ACADEMICS and activists believe it was overdue for local and regional history to be introduced to the school curriculum. They also agree it is time people had open discussions on societal issues in order that TT society can grow.
These and other topics were discussed over the weekend during the Bocas Lit Fest discussion on The Legacies of 1970 with writer, historian, and archaeologist Chike Pilgrim; artist, academic and activist, Amílcar Sanatan; and writer and activist, Attillah Springer who is also the daughter of poet, playwright and cultural activist, Eintou Pearl Springer.
The discussion was chaired by Sunity Maharaj, journalist and managing director of the Lloyd Best Institute of the West Indies. Pilgrim believes it is time to formalise the “traditions” (uprisings and revolutions) of the 1930s, 1950s, 1970s, 1990s and include them to the history syllabus of the public education system. Discussions of race, class, gender and other issues have been happening in the Caribbean for hundreds of years so, he believes, they should be included in the school syllabus despite what side of the topic people are on.
“I don’t think that the youth should be grappling in a moment like this (the Black Lives Matter Movement) to find some kind of place within the tradition. We shouldn’t be re-creating the wheel.”
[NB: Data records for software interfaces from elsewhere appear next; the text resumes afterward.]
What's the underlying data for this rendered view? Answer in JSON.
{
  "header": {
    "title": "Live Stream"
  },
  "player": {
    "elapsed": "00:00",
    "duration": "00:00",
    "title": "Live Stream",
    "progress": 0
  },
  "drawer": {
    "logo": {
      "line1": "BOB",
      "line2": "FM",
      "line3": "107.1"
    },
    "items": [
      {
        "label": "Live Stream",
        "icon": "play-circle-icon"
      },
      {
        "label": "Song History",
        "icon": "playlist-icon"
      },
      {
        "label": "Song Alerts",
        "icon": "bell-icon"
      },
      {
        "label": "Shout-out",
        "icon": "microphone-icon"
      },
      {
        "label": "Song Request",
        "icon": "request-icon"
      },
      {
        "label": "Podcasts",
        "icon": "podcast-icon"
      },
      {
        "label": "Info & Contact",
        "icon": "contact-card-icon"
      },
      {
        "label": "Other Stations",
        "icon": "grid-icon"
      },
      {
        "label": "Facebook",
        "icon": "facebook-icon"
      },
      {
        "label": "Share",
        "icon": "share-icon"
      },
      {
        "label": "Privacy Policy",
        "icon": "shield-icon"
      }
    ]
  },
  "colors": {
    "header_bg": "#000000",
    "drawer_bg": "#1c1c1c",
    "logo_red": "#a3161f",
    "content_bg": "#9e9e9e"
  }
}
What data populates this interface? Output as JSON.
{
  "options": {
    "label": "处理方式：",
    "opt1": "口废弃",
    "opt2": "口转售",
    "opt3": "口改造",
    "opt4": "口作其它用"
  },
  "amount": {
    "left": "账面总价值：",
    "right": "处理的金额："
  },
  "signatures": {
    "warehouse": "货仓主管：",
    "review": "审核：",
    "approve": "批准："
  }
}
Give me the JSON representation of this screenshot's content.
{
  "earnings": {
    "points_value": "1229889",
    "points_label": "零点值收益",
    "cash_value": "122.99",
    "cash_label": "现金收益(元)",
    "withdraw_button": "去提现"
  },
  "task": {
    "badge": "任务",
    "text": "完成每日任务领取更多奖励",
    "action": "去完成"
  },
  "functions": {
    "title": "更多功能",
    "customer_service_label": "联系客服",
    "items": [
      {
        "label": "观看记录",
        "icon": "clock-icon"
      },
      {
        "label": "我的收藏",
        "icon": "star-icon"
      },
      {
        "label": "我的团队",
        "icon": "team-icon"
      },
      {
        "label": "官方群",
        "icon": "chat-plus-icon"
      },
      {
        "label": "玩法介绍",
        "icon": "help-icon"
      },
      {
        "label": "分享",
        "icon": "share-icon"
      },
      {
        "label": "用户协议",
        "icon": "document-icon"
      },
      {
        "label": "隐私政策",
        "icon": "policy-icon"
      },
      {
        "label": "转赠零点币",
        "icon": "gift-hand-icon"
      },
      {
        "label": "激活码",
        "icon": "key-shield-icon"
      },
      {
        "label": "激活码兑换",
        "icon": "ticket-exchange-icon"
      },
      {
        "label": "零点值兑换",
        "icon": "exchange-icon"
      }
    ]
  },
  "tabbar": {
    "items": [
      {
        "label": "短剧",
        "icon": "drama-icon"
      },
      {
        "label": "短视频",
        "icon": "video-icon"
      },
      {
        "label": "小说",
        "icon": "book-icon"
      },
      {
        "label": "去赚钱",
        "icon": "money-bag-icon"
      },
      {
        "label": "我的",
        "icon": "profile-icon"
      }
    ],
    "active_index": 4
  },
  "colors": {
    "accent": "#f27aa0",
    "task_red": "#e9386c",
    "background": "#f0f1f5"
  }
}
Maharaj agreed saying the public education system put everyone on an equal playing field as people go to the same place to learn the same thing. Society invests in the system – teachers, buildings, equipment, and more – so if it is flawed, it should be challenged.
She added that with online schooling due to covid19, the inequities of individual lives is now in the “pandemic classroom” with some not having access to working devices, distractions in the home, and other issues.
Springer argued that people no longer need the Ministry of Education to learn. While she hopes the State would understand the importance of teaching local histories “at some point,” she said people like themselves have the power to set up their own digital platforms to educate others.
However, Maharaj questioned self-education, especially on the internet because the network used algorithms. Therefore, if a person searched for one particular thing, suggestions for more information along the same line would be given. She is concerned that a person would learn only one aspect of a story, which would put them in a bubble and they may begin to believe everyone thought in that particular way.
Sanatan added that everyone may not have access to formal education so people should use their platforms to raise awareness around issues. He suggested those without access also read the newspapers, blogs, and extended Twitter posts, and that commentaries should have a public format and pamphlets should be distributed in public spaces.
Social media is another way to move ideas and connect to people. Springer agreed but said there is a lot of “noise” on social media so does not feel it is the best way to have those kinds of discussions. “You’re competing with people who have this hyper, fantastic idea of what Africa is, and what Pan-Africanism looks like and that is feeding into a very hyper-vigilant policing of people’s language.”
She also does not like the idea of people having conversations about issues because they are fashionable when they did not want to get involved previously.
Pilgrim disagreed. He said he jumped on bandwagons many times and it led him to gravitating to different issues. He said if open discussions were not constantly being had, and within society’s framework, there could be a disconnect with the people who were most affected by the issues. Another result could be people not knowing how to express themselves which could lead to violence.
Sanatan concurred that societal framework is important. He said context is necessary in any discussion and stressed that one can not take a discussion from one part of the world and wholly transplant it somewhere else.
"Local, regional history should be taught"